RECORDS TO PROCESS:
********
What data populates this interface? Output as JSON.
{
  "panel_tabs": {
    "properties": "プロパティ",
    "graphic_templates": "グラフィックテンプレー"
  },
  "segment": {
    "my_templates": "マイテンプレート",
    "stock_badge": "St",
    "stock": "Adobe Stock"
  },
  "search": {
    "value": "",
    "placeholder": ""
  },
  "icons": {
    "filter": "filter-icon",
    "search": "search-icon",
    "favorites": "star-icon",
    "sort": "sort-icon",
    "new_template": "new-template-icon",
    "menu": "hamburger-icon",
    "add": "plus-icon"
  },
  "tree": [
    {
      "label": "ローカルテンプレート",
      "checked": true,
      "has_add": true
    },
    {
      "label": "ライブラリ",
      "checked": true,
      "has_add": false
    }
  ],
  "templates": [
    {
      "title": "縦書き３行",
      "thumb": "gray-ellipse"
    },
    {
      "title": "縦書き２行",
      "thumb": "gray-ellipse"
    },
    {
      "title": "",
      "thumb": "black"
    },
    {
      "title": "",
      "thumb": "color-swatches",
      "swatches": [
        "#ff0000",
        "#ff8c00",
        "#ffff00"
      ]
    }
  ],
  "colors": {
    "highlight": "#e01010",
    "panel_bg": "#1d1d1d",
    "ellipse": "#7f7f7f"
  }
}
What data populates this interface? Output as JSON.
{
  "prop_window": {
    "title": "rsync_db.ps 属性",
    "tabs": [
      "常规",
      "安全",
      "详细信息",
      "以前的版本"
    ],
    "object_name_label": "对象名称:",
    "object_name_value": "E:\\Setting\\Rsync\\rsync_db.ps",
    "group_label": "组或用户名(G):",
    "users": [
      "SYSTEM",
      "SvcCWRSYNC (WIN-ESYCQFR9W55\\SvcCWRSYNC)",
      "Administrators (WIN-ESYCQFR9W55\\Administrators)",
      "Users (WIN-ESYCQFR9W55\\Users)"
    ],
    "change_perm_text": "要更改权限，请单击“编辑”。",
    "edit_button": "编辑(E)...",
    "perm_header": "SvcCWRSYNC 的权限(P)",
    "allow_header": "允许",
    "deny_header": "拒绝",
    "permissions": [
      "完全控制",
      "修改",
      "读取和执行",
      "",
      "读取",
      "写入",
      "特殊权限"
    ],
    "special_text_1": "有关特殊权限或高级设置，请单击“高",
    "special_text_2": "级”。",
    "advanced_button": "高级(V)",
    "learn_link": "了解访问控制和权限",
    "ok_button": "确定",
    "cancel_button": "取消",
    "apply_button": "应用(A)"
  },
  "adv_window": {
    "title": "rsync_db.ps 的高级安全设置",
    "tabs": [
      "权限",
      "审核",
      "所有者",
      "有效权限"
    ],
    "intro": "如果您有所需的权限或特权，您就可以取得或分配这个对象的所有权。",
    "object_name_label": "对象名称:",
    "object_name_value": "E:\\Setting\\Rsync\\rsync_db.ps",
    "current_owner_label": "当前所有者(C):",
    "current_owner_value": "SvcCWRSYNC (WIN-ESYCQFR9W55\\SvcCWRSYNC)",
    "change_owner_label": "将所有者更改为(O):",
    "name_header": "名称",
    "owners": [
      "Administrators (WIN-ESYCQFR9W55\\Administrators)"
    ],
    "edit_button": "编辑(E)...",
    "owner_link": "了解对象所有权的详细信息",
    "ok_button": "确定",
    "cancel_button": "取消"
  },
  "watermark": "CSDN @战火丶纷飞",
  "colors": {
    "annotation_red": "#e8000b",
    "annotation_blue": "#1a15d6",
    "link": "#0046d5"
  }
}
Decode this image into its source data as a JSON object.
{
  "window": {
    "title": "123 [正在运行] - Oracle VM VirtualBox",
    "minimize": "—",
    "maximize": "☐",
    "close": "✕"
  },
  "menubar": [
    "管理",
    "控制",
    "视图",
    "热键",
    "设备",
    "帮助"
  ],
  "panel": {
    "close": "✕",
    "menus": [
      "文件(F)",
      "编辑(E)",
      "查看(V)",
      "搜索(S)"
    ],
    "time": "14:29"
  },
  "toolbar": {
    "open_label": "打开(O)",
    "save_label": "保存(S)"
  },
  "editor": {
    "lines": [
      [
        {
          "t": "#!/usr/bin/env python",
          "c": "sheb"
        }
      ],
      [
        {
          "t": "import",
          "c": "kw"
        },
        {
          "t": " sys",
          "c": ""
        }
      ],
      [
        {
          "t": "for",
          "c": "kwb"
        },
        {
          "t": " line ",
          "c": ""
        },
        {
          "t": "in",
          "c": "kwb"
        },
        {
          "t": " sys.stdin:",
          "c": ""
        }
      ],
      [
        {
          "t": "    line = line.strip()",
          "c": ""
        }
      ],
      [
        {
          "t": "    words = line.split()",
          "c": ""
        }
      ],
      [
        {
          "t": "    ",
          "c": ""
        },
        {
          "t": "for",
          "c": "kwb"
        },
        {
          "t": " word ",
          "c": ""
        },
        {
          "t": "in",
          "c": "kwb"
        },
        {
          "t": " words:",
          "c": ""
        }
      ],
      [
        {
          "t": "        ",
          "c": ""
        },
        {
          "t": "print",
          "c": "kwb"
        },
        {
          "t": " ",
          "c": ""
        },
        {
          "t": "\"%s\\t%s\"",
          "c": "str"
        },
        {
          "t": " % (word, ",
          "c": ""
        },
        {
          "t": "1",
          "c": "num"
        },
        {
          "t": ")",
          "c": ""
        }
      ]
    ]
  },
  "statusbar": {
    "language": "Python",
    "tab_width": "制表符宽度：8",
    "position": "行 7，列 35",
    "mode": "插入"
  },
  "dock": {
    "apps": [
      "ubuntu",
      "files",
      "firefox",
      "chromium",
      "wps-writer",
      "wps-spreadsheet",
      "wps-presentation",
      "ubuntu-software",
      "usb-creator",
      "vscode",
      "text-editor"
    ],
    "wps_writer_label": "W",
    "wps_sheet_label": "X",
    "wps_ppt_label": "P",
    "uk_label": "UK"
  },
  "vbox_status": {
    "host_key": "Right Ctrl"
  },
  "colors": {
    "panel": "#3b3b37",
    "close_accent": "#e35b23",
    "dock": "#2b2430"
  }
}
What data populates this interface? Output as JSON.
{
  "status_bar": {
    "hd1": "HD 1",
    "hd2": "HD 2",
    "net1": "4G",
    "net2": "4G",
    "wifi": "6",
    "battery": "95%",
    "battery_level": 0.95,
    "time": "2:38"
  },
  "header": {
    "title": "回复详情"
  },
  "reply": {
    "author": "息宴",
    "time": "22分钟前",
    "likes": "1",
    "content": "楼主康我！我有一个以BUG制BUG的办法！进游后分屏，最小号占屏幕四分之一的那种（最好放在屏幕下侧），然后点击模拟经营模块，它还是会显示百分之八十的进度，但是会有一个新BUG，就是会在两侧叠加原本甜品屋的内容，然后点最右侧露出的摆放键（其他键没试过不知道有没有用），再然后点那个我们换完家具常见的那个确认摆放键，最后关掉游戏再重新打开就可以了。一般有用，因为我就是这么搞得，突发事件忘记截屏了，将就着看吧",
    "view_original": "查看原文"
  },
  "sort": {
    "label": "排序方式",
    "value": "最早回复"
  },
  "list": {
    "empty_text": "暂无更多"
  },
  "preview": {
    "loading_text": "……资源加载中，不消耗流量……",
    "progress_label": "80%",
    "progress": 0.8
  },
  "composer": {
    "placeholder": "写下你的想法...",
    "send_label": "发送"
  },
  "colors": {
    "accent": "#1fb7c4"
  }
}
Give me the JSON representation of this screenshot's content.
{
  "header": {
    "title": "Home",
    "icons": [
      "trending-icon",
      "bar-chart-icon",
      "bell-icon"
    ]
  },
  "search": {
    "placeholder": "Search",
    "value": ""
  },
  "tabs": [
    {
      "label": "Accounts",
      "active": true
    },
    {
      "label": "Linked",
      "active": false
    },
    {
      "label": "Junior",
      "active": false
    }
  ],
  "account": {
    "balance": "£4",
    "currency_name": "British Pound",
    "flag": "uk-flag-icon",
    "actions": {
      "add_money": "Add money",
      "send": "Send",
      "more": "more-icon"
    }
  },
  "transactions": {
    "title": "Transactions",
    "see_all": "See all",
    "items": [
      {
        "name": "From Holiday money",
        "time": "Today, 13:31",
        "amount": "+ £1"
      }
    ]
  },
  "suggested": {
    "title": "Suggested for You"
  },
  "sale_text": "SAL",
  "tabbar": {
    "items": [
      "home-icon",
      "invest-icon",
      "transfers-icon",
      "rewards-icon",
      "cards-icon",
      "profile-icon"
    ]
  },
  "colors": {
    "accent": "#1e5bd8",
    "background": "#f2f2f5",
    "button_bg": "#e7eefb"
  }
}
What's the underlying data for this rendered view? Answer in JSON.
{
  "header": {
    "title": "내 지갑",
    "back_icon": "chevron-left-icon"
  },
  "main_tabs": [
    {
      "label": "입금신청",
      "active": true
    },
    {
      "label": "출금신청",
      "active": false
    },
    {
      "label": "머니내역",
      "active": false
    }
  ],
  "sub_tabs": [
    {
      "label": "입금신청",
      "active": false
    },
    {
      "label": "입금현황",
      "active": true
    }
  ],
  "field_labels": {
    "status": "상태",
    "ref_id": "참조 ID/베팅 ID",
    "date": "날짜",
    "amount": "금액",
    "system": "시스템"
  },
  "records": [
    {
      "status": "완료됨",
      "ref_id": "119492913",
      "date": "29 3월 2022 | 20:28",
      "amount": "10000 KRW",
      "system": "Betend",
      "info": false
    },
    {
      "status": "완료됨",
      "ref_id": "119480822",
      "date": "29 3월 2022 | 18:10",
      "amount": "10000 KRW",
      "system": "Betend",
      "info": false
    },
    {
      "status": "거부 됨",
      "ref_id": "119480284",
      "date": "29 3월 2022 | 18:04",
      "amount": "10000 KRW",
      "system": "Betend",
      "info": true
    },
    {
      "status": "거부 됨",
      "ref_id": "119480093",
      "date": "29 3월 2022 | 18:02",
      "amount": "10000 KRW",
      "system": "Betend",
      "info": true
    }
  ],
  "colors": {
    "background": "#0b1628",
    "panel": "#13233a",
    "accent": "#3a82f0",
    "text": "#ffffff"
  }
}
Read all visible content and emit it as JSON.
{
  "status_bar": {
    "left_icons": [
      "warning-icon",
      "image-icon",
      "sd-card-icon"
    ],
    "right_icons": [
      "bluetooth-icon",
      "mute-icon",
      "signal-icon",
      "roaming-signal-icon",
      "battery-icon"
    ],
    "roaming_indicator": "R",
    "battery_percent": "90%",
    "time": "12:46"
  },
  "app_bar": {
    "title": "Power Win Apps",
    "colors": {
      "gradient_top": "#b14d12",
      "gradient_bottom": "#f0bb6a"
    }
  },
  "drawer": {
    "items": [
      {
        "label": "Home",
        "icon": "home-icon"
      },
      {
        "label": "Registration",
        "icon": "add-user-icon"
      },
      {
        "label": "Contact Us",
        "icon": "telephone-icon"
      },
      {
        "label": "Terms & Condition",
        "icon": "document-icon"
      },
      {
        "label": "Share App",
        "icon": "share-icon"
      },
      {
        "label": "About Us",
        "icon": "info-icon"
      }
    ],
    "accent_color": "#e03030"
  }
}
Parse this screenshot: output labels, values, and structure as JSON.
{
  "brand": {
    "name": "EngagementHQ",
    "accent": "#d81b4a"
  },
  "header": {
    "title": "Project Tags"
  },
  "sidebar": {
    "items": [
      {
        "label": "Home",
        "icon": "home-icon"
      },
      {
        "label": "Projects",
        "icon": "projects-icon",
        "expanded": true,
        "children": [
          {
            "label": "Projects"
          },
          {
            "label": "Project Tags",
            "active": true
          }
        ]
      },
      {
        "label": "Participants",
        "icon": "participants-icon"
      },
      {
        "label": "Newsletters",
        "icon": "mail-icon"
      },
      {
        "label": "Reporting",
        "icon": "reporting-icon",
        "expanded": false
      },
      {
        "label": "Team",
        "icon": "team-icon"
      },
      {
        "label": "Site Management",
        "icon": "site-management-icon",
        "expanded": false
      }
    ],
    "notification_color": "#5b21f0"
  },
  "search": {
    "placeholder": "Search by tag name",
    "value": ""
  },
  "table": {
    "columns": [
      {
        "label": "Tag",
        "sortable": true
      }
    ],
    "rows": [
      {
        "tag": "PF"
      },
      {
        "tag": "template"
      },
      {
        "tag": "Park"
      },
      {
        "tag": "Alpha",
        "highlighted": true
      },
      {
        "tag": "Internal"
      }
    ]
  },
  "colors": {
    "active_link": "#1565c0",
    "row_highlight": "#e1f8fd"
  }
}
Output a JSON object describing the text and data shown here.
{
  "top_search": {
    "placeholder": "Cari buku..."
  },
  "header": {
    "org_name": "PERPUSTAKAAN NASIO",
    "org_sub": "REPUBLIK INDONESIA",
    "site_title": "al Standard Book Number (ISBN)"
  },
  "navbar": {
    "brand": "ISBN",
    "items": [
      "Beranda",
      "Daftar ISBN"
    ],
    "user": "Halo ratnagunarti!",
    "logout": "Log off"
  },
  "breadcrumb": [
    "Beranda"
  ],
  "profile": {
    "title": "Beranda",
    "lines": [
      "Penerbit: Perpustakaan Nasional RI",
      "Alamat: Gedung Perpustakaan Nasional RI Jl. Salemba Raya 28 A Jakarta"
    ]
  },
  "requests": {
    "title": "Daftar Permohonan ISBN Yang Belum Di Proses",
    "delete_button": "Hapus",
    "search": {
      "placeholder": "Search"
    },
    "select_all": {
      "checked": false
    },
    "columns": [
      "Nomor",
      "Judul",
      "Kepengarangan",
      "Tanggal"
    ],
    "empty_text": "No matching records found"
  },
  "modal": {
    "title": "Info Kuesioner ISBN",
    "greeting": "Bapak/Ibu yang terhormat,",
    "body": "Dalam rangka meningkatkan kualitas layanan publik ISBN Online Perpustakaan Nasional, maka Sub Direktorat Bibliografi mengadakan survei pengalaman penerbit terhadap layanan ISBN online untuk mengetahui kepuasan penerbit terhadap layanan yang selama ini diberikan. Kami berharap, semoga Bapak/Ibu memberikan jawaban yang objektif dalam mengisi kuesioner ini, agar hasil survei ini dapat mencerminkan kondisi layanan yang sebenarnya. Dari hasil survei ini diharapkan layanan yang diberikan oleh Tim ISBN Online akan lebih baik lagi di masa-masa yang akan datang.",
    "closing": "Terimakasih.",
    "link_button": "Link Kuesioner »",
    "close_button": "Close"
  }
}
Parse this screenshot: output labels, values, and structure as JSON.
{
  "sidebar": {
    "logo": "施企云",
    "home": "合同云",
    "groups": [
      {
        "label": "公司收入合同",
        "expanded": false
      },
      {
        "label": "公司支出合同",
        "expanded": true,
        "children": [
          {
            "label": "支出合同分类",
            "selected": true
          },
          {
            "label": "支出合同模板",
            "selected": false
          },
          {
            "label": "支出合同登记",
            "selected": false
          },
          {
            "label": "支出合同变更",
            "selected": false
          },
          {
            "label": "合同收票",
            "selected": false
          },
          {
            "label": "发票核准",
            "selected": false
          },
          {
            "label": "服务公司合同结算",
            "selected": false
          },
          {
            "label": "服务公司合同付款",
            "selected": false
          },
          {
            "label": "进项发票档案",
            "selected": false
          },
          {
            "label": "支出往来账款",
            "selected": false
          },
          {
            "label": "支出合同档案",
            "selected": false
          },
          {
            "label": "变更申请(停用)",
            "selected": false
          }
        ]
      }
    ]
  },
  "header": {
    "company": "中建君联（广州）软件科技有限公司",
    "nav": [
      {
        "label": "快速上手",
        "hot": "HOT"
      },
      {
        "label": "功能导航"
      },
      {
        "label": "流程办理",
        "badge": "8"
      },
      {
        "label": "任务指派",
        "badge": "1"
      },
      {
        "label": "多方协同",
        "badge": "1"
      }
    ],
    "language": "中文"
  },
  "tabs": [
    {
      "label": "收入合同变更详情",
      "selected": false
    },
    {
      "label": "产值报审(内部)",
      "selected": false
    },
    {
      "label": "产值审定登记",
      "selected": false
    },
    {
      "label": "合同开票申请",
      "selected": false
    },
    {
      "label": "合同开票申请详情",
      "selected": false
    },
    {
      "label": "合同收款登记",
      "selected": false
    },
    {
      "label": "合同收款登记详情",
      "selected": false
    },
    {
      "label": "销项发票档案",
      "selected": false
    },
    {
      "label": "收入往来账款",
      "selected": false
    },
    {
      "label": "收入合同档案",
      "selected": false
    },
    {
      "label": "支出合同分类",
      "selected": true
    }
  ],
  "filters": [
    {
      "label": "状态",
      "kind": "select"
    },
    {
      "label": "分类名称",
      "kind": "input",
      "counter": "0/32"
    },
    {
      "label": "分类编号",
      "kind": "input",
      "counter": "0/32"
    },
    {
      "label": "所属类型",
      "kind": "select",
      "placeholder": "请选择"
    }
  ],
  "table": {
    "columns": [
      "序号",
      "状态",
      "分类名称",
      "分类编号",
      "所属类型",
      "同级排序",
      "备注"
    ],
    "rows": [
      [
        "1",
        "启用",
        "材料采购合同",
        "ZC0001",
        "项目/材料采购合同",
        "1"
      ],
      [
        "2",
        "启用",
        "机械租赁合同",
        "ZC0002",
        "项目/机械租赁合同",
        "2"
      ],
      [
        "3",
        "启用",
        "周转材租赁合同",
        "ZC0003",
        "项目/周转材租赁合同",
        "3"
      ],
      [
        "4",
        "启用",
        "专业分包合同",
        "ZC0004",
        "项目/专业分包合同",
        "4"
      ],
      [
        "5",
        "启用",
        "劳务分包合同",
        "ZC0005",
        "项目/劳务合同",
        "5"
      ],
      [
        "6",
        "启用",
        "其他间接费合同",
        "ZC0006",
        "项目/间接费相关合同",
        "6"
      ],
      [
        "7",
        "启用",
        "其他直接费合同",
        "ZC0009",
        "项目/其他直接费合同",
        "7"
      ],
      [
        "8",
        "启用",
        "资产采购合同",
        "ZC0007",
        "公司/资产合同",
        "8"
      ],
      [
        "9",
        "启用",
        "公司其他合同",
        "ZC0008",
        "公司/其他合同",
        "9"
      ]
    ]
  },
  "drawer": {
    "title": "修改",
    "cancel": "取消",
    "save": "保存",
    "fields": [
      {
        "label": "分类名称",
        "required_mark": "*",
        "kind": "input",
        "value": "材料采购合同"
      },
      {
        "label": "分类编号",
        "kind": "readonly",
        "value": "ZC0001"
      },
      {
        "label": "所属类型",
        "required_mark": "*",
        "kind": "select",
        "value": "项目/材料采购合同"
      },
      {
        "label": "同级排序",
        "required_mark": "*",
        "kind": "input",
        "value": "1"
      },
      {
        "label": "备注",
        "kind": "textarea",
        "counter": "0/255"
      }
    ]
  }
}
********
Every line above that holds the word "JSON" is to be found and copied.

What data populates this interface? Output as JSON.
What data populates this interface? Output as JSON.
Decode this image into its source data as a JSON object.
What data populates this interface? Output as JSON.
Give me the JSON representation of this screenshot's content.
What's the underlying data for this rendered view? Answer in JSON.
Read all visible content and emit it as JSON.
Parse this screenshot: output labels, values, and structure as JSON.
Output a JSON object describing the text and data shown here.
Parse this screenshot: output labels, values, and structure as JSON.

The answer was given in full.